Moscow offers evidence to UN that N. Korea tested mid-range missile, not ICBM
Russia has provided evidence to the United Nations indicating that North Korea’s latest missile launch on July 4th tested an intermediate range rocket, despite the US’ insistence that it was an intercontinental ballistic missile.
“A Voronezh-type radar station deployed in the Irkutsk region monitored the launch of the Hwasong-14 medium-range ballistic missile (IRBM) from North Korea, which flew a distance of 510 kilometers (317 miles) in 14 minutes, reaching an altitude of 535 kilometers (332 miles), before landing in the Sea of Japan,” reads a letter from Russia’s UN mission addressed to the UN’s secretary-general and the chairman of the Security Council.
An illustration of the trajectory of the missile and the territory it covered during flight is included in an addition to the letter.
The evidence, compiled by the Russian Defense Ministry, was sent to the UN after a fierce Security Council debate over North Korea’s missile launch earlier this week, in which the UN’s assistant secretary-general backed the US assessment that the Hwasong-14 missile does, indeed, possess the technical characteristics to be called an ICBM.
READ MORE: Moscow promotes joint Russia-China plan instead of US attempts to ‘strangle’ N. Korea at UNSC
“According to these parameters, the missile would have a range of roughly 6,700 kilometers [4,163 miles] if launched on a more typical trajectory, making it an intercontinental ballistic missile (ICBM) according to a widely used definition,” the UN official said on Wednesday.
Based on North Korea’s claim and the Pentagon’s assessment that the rocket poses a new level of threat to the US and the region, the US ambassador to the UN dedicated the entire UNSC meeting to scrambling together a new set of sanctions to impose on Pyongyang. The Pentagon failed to share its own tracking data, however.
Understanding what type of missile was launched on July 4th launch is crucial to proceeding with a North Korean settlement. Unlike the US, which has not ruled out a military solution to the crisis, Russia and China have offered a peaceful resolution that would avoid placing further sanctions on the North Korean regime.
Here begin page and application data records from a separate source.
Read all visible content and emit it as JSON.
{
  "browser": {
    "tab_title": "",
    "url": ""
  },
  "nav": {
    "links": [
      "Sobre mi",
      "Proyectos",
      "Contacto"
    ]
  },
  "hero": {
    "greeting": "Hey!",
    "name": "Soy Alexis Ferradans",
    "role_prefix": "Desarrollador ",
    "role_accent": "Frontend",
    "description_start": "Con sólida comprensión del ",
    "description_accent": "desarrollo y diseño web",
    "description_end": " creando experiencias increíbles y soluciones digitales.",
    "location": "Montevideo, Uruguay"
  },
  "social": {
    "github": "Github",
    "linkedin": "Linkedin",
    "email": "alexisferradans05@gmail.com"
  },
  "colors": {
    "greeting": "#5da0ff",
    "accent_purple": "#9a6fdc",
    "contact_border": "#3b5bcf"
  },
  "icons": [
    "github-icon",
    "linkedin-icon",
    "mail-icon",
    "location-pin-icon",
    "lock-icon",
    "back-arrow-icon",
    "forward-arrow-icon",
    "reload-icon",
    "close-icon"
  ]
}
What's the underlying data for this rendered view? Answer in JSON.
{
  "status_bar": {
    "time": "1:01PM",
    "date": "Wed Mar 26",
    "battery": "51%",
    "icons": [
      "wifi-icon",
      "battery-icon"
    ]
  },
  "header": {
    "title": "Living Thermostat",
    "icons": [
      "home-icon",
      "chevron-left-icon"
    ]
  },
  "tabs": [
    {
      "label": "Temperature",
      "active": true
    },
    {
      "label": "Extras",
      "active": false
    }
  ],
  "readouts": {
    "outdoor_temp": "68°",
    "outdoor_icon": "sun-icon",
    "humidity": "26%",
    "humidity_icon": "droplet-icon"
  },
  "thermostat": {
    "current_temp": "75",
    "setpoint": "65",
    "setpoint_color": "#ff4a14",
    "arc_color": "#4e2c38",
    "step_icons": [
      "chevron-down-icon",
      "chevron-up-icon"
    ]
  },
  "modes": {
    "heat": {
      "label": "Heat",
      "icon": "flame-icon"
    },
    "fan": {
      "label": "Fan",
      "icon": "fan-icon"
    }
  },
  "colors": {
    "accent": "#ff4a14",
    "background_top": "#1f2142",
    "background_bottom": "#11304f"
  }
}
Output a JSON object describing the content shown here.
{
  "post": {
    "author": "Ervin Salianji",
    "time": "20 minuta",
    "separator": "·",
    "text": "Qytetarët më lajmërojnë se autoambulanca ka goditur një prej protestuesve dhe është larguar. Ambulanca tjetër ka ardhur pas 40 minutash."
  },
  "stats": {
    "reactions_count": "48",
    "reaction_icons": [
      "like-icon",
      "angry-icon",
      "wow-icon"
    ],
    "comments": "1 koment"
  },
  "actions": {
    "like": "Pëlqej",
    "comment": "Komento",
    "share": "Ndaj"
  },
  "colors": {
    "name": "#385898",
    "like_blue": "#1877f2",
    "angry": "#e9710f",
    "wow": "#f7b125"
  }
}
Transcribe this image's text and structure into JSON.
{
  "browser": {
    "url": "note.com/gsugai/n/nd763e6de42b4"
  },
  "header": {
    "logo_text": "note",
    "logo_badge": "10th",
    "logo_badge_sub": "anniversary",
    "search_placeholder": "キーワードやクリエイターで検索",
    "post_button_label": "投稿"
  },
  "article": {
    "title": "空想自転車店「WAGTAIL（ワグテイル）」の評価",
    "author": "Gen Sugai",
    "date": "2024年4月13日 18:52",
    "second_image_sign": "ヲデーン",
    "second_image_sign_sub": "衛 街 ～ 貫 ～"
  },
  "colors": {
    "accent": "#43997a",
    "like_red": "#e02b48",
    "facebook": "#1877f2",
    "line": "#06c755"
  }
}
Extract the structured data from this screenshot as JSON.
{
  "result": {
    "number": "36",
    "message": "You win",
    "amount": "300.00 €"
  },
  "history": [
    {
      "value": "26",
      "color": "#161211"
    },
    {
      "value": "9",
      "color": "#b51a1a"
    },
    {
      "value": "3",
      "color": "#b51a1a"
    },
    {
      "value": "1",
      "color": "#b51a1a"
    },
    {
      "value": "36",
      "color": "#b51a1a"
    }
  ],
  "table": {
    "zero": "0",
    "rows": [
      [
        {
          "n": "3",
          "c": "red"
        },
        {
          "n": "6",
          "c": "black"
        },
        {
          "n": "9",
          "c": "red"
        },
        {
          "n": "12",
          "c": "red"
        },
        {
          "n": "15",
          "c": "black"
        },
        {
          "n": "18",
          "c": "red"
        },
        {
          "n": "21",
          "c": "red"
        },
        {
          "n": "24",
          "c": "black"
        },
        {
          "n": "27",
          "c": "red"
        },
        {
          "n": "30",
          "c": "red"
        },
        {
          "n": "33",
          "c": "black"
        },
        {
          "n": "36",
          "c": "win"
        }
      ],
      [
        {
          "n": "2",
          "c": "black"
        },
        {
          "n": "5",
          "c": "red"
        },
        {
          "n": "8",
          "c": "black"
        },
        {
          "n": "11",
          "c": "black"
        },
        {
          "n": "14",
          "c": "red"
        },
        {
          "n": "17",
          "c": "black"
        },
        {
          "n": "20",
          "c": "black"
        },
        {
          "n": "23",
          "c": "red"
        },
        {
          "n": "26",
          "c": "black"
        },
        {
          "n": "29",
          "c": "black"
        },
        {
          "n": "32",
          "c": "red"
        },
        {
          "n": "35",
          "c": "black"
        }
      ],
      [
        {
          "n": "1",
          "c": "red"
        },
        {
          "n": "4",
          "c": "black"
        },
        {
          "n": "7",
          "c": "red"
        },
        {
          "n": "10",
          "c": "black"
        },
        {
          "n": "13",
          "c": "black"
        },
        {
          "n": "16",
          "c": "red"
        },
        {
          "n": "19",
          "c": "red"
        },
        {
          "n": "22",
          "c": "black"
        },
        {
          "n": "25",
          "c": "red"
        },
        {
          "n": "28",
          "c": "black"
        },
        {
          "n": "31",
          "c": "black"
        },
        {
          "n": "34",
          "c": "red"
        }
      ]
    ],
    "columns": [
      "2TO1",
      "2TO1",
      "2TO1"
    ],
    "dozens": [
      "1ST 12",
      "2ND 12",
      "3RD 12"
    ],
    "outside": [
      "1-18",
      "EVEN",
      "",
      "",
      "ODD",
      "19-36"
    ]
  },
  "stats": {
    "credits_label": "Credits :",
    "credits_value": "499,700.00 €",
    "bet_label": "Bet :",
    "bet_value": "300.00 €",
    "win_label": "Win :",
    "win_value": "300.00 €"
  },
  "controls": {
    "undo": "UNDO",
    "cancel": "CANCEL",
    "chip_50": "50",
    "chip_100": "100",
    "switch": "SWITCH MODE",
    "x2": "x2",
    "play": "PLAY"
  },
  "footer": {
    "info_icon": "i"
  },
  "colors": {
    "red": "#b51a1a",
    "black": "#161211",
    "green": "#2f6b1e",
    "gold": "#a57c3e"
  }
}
Moscow has adamantly stated that new sanctions will only lead to a stalemate.
The plan proposed by Russia and China calls for Pyongyang to freeze its nuclear and missile testing, while Washington would suspend its military drills with South Korea on the Peninsula.
The plan also envisages both adversaries renouncing the use of force, while creating “peace mechanisms” on the Korean Peninsula.